The offline diaries by Yomi Adegoke & Elizabeth Uviebinene
This is a story of friendship, and also the sadness of lost connection, set within early high school and with additional social media pressures. Ade is a new arrival in a new town and school. Moving has not been a happy change and all the pressures of ‘starting over’ are weighing heavily on her. A chance meeting at the hair salon her mother attends, gives her the opportunity to make a new friend. Shanice frequently spends time at her father’s salon because she is often alone and lonely, especially since her mother died. The surprise encounter and almost immediate connection between the two 12 year-old girls develops further at school and via their online chats. Sadly though, Ade also manages to connect with the two popular but mean girls at school, despite Shanice’s warnings about their self-centred and cruel demeanour towards her in the past. Can their friendship survive when Ade is pulled in two directions? Can Shanice survive being excluded again?

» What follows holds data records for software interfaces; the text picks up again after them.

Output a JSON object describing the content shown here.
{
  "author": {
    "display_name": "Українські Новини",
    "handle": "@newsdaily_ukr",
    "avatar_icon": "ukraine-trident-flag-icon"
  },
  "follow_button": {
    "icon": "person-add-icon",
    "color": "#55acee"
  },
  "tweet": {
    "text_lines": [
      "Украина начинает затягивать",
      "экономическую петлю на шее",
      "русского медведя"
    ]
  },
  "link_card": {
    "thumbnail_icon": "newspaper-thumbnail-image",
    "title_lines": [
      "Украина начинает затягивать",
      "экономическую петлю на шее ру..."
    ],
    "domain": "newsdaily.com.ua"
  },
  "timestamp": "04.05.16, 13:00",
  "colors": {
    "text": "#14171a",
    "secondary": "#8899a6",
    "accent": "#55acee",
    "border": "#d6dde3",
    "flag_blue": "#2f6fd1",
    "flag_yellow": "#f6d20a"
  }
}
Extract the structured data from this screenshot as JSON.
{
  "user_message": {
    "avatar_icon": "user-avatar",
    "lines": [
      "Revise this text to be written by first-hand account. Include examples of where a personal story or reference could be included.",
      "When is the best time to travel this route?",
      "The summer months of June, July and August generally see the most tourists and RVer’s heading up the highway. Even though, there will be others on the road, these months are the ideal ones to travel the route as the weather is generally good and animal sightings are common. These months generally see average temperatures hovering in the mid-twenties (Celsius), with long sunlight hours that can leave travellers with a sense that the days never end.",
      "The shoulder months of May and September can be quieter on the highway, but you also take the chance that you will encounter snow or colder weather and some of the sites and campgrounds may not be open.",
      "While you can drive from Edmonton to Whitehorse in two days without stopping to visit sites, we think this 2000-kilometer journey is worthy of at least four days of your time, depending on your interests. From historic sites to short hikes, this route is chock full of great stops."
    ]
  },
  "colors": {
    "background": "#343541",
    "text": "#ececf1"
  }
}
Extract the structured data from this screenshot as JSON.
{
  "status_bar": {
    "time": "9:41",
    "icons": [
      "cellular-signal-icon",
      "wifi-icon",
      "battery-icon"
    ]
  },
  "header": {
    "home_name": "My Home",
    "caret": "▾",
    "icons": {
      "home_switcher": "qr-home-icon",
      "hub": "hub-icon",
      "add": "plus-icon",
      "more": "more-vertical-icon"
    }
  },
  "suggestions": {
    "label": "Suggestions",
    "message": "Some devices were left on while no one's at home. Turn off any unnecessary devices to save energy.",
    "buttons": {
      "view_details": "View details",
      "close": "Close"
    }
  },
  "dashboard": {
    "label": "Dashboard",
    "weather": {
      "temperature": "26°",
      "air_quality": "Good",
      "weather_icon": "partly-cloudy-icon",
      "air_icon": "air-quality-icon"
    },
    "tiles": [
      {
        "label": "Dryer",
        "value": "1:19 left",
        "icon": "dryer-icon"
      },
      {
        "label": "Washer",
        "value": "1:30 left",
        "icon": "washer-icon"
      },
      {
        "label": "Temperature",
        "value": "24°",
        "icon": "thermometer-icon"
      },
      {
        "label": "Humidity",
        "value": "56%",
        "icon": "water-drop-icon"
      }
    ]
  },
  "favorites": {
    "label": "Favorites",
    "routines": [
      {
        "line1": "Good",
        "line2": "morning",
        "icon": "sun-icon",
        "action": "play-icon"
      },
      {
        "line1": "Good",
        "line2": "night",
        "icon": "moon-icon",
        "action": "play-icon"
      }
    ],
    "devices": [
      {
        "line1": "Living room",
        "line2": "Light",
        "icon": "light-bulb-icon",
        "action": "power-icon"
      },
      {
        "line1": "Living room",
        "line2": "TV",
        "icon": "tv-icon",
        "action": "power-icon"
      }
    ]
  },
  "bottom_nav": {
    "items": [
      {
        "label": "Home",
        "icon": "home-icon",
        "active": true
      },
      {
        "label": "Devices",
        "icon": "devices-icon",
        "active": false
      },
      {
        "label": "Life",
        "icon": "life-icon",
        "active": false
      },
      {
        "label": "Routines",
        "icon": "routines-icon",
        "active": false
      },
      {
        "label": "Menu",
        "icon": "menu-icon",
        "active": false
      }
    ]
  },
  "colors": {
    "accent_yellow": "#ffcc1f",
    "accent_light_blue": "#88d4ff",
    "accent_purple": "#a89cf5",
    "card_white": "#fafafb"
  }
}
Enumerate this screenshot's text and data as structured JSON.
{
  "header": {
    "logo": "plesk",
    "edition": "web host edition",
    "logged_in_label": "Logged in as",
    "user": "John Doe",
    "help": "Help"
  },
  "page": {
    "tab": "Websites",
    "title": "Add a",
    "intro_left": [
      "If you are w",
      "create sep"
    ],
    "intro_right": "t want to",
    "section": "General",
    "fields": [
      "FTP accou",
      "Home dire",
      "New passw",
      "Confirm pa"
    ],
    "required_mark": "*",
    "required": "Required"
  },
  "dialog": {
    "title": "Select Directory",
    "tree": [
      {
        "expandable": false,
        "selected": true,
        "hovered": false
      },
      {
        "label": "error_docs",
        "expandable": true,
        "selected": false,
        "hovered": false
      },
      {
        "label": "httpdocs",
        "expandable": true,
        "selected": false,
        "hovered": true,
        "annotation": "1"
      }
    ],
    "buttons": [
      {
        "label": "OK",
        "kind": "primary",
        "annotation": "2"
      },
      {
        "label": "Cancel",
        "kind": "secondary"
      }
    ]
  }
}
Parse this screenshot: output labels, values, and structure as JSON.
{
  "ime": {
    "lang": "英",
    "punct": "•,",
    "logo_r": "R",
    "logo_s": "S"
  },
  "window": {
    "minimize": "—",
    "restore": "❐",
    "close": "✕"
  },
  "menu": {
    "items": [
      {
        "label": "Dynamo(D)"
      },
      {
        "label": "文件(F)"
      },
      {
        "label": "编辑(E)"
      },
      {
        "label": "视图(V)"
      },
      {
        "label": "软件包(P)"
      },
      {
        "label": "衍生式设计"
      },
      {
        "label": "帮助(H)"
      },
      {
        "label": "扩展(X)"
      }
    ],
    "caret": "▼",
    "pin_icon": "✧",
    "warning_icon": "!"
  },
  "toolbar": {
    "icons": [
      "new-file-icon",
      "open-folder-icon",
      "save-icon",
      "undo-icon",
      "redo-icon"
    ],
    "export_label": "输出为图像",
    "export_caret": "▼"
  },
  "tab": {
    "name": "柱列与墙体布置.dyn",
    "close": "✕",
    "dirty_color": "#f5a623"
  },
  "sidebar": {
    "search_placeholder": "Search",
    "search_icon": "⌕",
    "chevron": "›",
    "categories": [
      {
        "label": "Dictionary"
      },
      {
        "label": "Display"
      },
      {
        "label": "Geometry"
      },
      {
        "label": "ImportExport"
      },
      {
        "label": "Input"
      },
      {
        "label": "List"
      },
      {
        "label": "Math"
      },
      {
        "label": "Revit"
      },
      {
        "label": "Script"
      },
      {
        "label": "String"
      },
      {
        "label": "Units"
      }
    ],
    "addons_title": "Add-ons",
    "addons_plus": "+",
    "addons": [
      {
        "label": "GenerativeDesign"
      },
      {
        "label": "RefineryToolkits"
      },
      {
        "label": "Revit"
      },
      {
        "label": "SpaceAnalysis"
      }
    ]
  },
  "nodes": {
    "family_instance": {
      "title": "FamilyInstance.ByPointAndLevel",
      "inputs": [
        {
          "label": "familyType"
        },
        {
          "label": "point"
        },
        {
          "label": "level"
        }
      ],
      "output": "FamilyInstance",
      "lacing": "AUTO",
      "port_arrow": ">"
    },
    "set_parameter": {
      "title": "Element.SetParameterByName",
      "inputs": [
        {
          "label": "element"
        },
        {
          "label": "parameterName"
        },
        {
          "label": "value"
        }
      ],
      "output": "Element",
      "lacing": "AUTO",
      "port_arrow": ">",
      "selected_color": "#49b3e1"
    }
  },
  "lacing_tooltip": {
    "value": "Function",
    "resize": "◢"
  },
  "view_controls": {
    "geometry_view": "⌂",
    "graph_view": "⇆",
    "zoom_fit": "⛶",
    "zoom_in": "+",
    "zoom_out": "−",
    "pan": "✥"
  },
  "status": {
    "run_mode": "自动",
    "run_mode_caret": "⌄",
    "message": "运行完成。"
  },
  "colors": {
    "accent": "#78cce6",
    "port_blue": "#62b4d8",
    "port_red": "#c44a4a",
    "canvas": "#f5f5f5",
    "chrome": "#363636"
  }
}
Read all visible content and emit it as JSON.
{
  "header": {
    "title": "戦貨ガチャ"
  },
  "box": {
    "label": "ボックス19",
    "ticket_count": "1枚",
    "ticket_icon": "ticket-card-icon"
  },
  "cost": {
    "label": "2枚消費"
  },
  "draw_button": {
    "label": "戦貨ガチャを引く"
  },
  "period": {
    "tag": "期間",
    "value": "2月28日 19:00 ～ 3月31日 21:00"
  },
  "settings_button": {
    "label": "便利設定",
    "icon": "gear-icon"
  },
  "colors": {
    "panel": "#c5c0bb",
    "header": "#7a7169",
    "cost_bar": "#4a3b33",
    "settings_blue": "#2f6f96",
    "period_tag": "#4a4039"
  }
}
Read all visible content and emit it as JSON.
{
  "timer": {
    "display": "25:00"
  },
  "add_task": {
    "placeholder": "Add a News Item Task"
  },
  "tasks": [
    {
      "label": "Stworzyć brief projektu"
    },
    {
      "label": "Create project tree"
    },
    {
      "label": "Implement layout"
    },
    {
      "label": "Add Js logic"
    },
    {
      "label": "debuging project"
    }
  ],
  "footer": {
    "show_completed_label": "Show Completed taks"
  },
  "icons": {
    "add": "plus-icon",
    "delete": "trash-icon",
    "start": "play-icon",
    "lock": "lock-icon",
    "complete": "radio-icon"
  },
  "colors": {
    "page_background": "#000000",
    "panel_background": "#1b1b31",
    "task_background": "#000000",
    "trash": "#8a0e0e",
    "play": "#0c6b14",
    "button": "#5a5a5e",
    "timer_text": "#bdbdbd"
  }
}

This is a social drama story for pre-teens and early teens, with characters who do not have an Anglo-Saxon heritage. There are light-hearted moments and also some naive aspects to the lives of the two main characters as they negotiate inter-personal challenges. With some of the conversations and interactions shared as ‘Chatback’ conversations, and each of the girls communicating via their diary or journal entries, there are insights into the friendship impacts, especially when things start to go awry. There are some struggles with the bullying and exclusion of the ‘mean girls’ which are intensified by the influence of social media communications. Family life has some challenges for both girls, but they are loved and there are positive aspects to their lives, and they are genuinely hurt when their friendship suffers. Young female readers aged 11-14 will enjoy this story, and it will be endearing for readers with African or Caribbean heritage.
Themes: Friendship, Bullying, Social media, Grief, Family.